Just like Hollywood movies, anime comes in a variety of forms. Delving beyond the standard shonen, seinen, and shojo, there’s almost everything you can dream up. Buddy comedies, female empowerment, even teeny bopper fantasies all come to life in Japanese animated features. But sometimes the standard fare makes for the most engaging form of entertainment, and that’s exactly where Tokyo Majin exists. The show doesn’t try to pull a veil over the viewer’s eyes… it is a simple, action-packed fight-fest where the heroes are always destined to win, but it’s not the end results that matter. It’s the blood-and-gore-filled journey.
Based on a series of mythology-rife video games released for the various Playstation systems, Tokyo Majin follows a cadre of six teenagers that are in their final year of school somewhere in the heart of Tokyo. After a sudden flair up of a magical force known as the “Dragon Stream” imbues them with magical powers, the students pit themselves against the forces of darkness that have (just as suddenly) started to bring death and destruction to the city and its residents.
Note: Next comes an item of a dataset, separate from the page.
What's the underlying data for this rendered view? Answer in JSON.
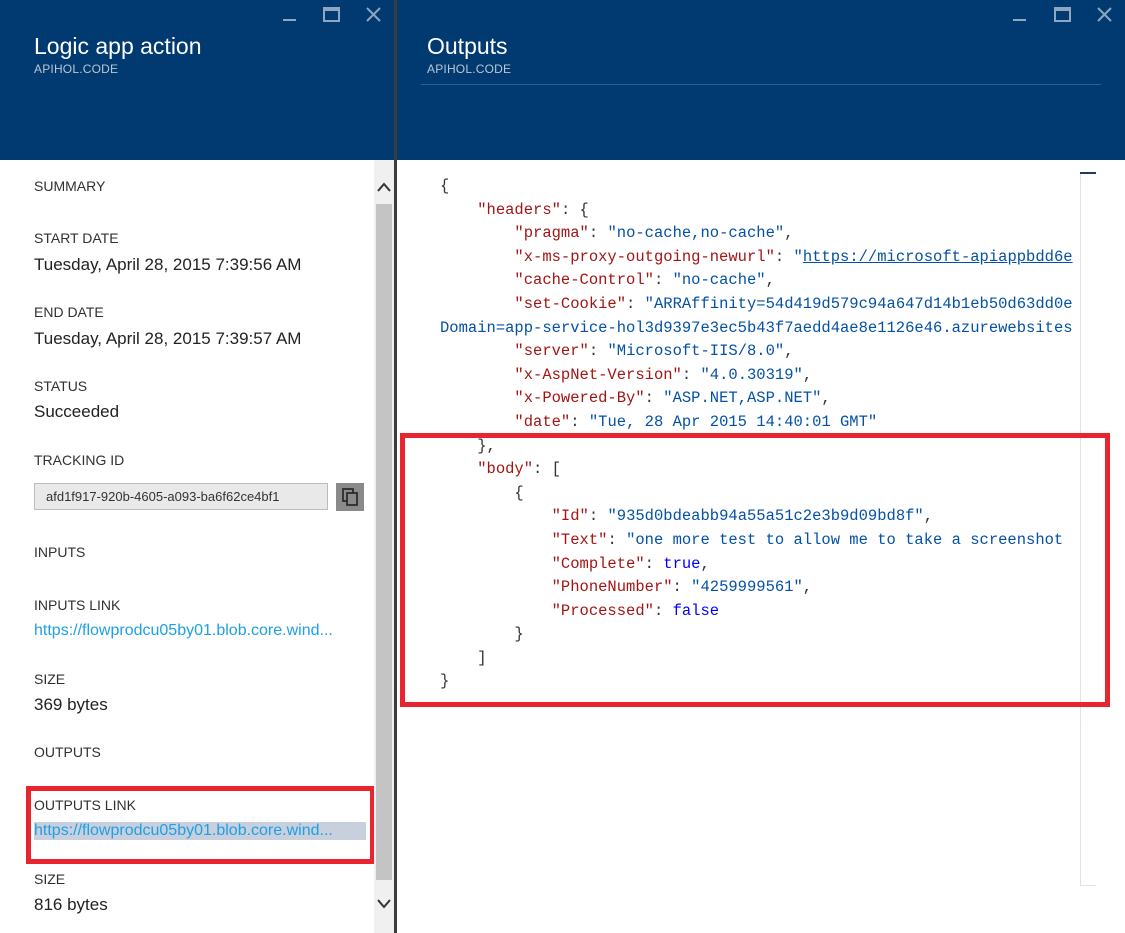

One look at the background of that plot may have you rolling your eyes, and rightly so; the entire basis for the story is more than a bit contrived, and it doesn’t help that the series continually interjects new and unknown elements into the plot and storyline. For the first few episodes, you’ll be scratching your head in utter confusion. There is a lot going on in each moment of these thirty-minute chapters, and if you don’t pay attention to one random character that pokes his head onto the screen, you may suddenly find yourself trying to rationalize why the main characters are even giving this individual the time of day.
However, there is a huge amount of information going on within each episode… and I imagine that the creators of the show took a painstaking amount of time fleshing out the backgrounds for each individual character and setting that viewers see in the series. One prime example of this can be seen in Tatsuma Hiyuu’s romantic journey with a girl who he knows is just a walking corpse, resurrected by the dark arts. As the foremost character in the anime, it could have been easy to simply have Tatsuma “fall in love” with this girl and never actually know she’s a shambling cadaver until much later.
But from the very start, the viewers know that Tatsuma should have a sense that something isn’t right about the girl he’s traveling the countryside with. Couple that with Tatsuma’s previous encounter with a zombie girl and his constant feelings of loneliness, and you have an incredibly complex character who is utterly believable when he states that he’s “known all along” about the girl.
Unfortunately, the depth of each character, the setting, and the entire conflict between the forces of light and darkness in Tokyo Majin simply don’t have enough time to be truly cultivated before everything is jammed into a quickly resolving conclusion. In the final ten episodes, we learn much about particular characters, but other key characters seem to be forgotten (can we get a bit more on Komaki Sakurai please?!), while seemingly important characters are introduced and killed almost immediately in the span of only a few episodes.
Yet, even despite its plot failings, Tokyo Majin is an absolutely impeccable show to simply sit back and watch. The art style for each character is tremendous and every creature – big and small – has its own distinct feel. Even zombies, who are often the least characterized out of media monsters, feel like they could have easily once been human and still elicit the appropriate emotional responses to the people that see them. To use a cliché… it’s total eye candy. The gore never gets old, and actually enhances the show from “watchable” to “recommended” for fans of action animation.
The music and sound equally bolster the viewability of Tokyo Majin. Both the opening and closing themes are appropriately “heavy” and use their rip-roaring guitars to the fullest. While the cast may not feature the most familiar of names, they pull off each character very well, especially Tatsuma’s Brandon Heamsberger, who pulls off the teenager’s soft-spoken intensity with great success. The lines don’t have the best fluidity at times, but every character certainly does his or her part in making the cast of Majin a cohesive group.
Even though Tokyo Majin may not have the strongest plot or the best writing, I still must recommend the show to any action fans. The smooth animation coupled with the intense fight scenes and evocative interludes really keep you watching. Once you make it past the first few episodes, you’ll find that you’ve been sucked into the often outlandish world of Tokyo Majin… and you’ll come out smiling for it.